- TASK TO CARRY OUT
The answer must consist solely of the line that contains "What's the underlying" and all subsequent lines of the data, each reproduced exactly.

- DATA SHOWN
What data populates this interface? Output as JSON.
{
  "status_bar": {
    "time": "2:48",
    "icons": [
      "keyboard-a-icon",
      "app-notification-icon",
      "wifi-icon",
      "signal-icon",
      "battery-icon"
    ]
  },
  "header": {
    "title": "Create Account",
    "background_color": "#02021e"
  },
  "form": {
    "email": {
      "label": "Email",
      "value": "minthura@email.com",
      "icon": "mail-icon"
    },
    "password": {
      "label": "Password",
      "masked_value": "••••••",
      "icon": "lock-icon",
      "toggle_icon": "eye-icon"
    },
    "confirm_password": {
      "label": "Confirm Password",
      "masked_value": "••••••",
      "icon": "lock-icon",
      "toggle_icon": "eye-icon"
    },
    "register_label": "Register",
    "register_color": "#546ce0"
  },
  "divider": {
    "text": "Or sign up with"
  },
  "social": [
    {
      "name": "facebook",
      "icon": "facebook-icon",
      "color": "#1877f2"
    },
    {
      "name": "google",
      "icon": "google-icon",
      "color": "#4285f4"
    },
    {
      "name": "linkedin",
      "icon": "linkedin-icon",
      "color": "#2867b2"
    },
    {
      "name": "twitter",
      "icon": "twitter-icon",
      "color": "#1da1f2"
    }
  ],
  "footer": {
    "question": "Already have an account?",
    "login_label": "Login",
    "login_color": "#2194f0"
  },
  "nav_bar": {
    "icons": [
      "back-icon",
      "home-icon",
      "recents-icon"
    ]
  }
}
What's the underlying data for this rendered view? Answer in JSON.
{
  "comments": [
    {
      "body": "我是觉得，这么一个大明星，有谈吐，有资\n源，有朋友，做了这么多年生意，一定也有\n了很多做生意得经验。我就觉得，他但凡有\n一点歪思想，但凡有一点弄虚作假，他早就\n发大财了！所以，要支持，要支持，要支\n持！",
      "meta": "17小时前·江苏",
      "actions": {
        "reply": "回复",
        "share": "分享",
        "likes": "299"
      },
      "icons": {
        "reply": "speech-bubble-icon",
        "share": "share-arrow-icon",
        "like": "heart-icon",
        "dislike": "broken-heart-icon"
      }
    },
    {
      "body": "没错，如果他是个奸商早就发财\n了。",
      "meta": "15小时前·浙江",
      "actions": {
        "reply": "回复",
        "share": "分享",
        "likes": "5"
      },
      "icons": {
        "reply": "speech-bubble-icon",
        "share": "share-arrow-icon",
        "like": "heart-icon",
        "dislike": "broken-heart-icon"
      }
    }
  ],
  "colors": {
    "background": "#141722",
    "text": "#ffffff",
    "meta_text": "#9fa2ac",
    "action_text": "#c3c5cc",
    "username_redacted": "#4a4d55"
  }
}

- ANSWER FOR THIS EXERCISE
What's the underlying data for this rendered view? Answer in JSON.
{
  "comments": [
    {
      "body": "我是觉得，这么一个大明星，有谈吐，有资\n源，有朋友，做了这么多年生意，一定也有\n了很多做生意得经验。我就觉得，他但凡有\n一点歪思想，但凡有一点弄虚作假，他早就\n发大财了！所以，要支持，要支持，要支\n持！",
      "meta": "17小时前·江苏",
      "actions": {
        "reply": "回复",
        "share": "分享",
        "likes": "299"
      },
      "icons": {
        "reply": "speech-bubble-icon",
        "share": "share-arrow-icon",
        "like": "heart-icon",
        "dislike": "broken-heart-icon"
      }
    },
    {
      "body": "没错，如果他是个奸商早就发财\n了。",
      "meta": "15小时前·浙江",
      "actions": {
        "reply": "回复",
        "share": "分享",
        "likes": "5"
      },
      "icons": {
        "reply": "speech-bubble-icon",
        "share": "share-arrow-icon",
        "like": "heart-icon",
        "dislike": "broken-heart-icon"
      }
    }
  ],
  "colors": {
    "background": "#141722",
    "text": "#ffffff",
    "meta_text": "#9fa2ac",
    "action_text": "#c3c5cc",
    "username_redacted": "#4a4d55"
  }
}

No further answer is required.